HOW TO COMPLETE THIS TASK:
Every record is to be duplicated exactly as it reads, without its images.

DATA:
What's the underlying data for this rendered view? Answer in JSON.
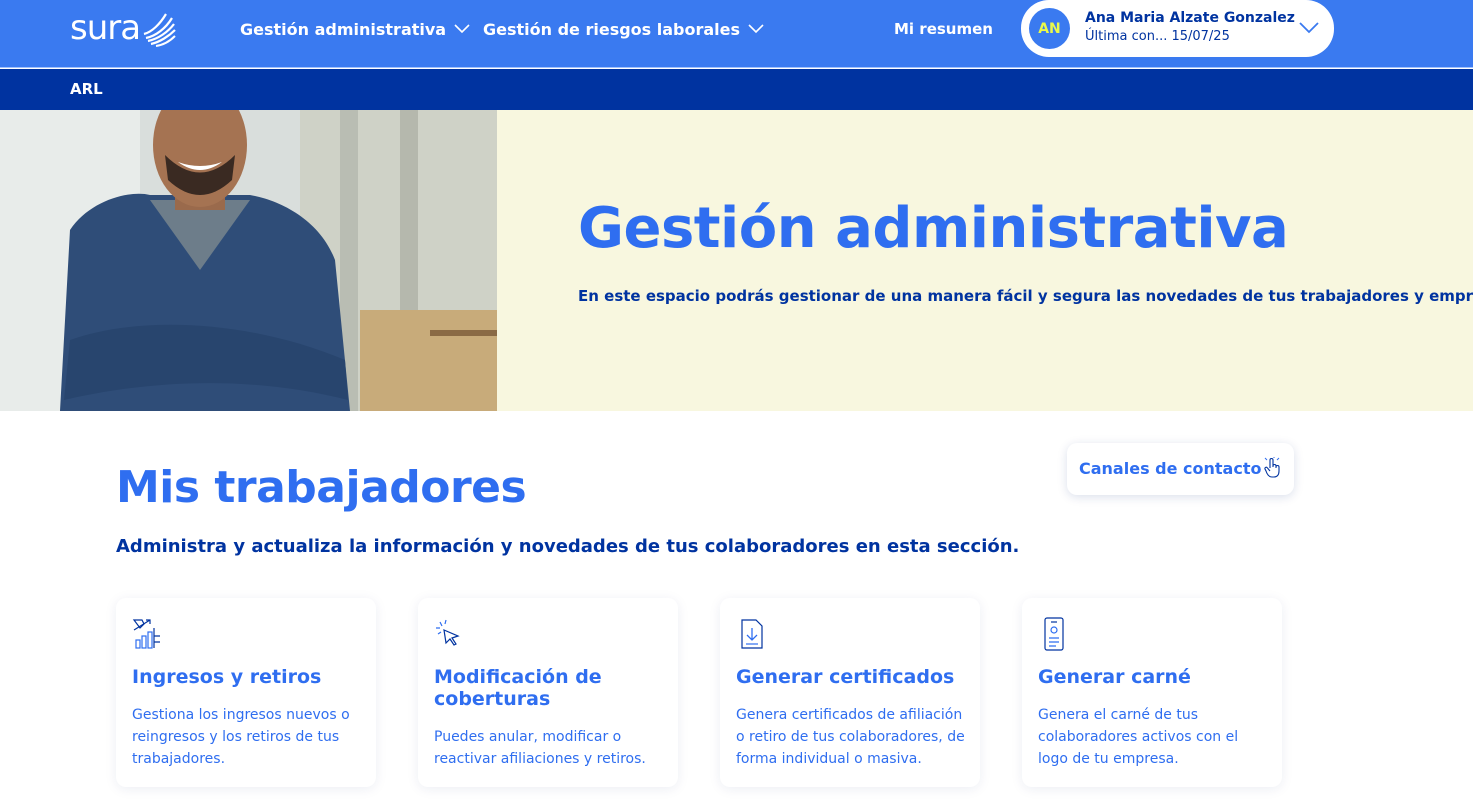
{
  "brand": {
    "logo_text": "sura"
  },
  "colors": {
    "primary": "#3a7af0",
    "dark_blue": "#0033a0",
    "accent_yellow": "#e9f94a",
    "hero_bg": "#f8f7df"
  },
  "nav": {
    "items": [
      {
        "label": "Gestión administrativa"
      },
      {
        "label": "Gestión de riesgos laborales"
      },
      {
        "label": "Mi resumen"
      }
    ]
  },
  "user": {
    "initials": "AN",
    "name": "Ana Maria Alzate Gonzalez",
    "last_connection": "Última con... 15/07/25"
  },
  "subbar": {
    "label": "ARL"
  },
  "hero": {
    "title": "Gestión administrativa",
    "subtitle": "En este espacio podrás gestionar de una manera fácil y segura las novedades de tus trabajadores y empresa."
  },
  "contact": {
    "label": "Canales de contacto",
    "icon": "hand-pointer-icon"
  },
  "section": {
    "title": "Mis trabajadores",
    "subtitle": "Administra y actualiza la información y novedades de tus colaboradores en esta sección."
  },
  "cards": [
    {
      "icon": "chart-growth-icon",
      "title": "Ingresos y retiros",
      "description": "Gestiona los ingresos nuevos o reingresos y los retiros de tus trabajadores."
    },
    {
      "icon": "cursor-click-icon",
      "title": "Modificación de coberturas",
      "description": "Puedes anular, modificar o reactivar afiliaciones y retiros."
    },
    {
      "icon": "document-download-icon",
      "title": "Generar certificados",
      "description": "Genera certificados de afiliación o retiro de tus colaboradores, de forma individual o masiva."
    },
    {
      "icon": "id-card-icon",
      "title": "Generar carné",
      "description": "Genera el carné de tus colaboradores activos con el logo de tu empresa."
    }
  ]
}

ANSWER AREA:
What's the underlying data for this rendered view? Answer in JSON.
{
  "brand": {
    "logo_text": "sura"
  },
  "colors": {
    "primary": "#3a7af0",
    "dark_blue": "#0033a0",
    "accent_yellow": "#e9f94a",
    "hero_bg": "#f8f7df"
  },
  "nav": {
    "items": [
      {
        "label": "Gestión administrativa"
      },
      {
        "label": "Gestión de riesgos laborales"
      },
      {
        "label": "Mi resumen"
      }
    ]
  },
  "user": {
    "initials": "AN",
    "name": "Ana Maria Alzate Gonzalez",
    "last_connection": "Última con... 15/07/25"
  },
  "subbar": {
    "label": "ARL"
  },
  "hero": {
    "title": "Gestión administrativa",
    "subtitle": "En este espacio podrás gestionar de una manera fácil y segura las novedades de tus trabajadores y empresa."
  },
  "contact": {
    "label": "Canales de contacto",
    "icon": "hand-pointer-icon"
  },
  "section": {
    "title": "Mis trabajadores",
    "subtitle": "Administra y actualiza la información y novedades de tus colaboradores en esta sección."
  },
  "cards": [
    {
      "icon": "chart-growth-icon",
      "title": "Ingresos y retiros",
      "description": "Gestiona los ingresos nuevos o reingresos y los retiros de tus trabajadores."
    },
    {
      "icon": "cursor-click-icon",
      "title": "Modificación de coberturas",
      "description": "Puedes anular, modificar o reactivar afiliaciones y retiros."
    },
    {
      "icon": "document-download-icon",
      "title": "Generar certificados",
      "description": "Genera certificados de afiliación o retiro de tus colaboradores, de forma individual o masiva."
    },
    {
      "icon": "id-card-icon",
      "title": "Generar carné",
      "description": "Genera el carné de tus colaboradores activos con el logo de tu empresa."
    }
  ]
}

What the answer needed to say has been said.